— Your task —
In the data below, how many lines contain the word "title"? Answer with the number alone.

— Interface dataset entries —
# # # #
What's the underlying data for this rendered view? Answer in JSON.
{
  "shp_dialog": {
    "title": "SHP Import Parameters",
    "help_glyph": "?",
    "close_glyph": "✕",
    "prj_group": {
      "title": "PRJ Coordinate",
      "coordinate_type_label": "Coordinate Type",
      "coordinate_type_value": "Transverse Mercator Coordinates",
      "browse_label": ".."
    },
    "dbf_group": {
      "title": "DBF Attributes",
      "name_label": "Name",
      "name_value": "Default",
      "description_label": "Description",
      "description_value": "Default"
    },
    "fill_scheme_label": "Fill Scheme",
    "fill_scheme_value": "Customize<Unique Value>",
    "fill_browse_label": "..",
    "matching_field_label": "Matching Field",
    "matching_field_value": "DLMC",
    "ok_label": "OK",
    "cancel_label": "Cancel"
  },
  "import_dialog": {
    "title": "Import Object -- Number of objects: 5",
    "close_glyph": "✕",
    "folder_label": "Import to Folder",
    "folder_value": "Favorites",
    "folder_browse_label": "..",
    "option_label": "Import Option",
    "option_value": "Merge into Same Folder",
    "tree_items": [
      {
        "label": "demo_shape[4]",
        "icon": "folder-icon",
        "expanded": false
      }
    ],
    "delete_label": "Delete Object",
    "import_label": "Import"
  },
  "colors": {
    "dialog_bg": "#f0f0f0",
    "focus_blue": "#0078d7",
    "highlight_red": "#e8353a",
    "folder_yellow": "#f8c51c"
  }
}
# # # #
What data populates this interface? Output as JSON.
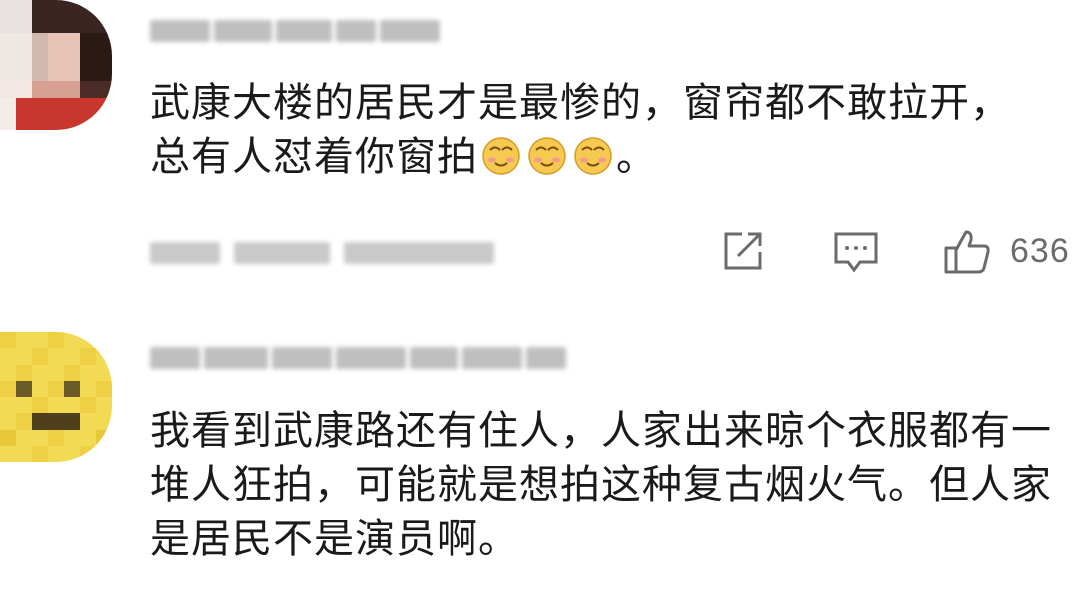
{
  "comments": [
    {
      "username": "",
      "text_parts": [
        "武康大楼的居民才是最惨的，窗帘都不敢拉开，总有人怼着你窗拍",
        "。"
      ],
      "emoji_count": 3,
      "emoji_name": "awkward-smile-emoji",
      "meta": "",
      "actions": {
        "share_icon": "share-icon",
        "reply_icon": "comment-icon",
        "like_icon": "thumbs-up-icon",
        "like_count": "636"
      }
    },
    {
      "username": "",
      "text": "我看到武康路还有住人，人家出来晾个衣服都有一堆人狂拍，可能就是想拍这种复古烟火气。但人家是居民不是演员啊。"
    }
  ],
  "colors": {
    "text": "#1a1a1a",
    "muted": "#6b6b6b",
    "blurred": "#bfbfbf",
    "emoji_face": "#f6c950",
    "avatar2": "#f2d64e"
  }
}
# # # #
— Answer space —
4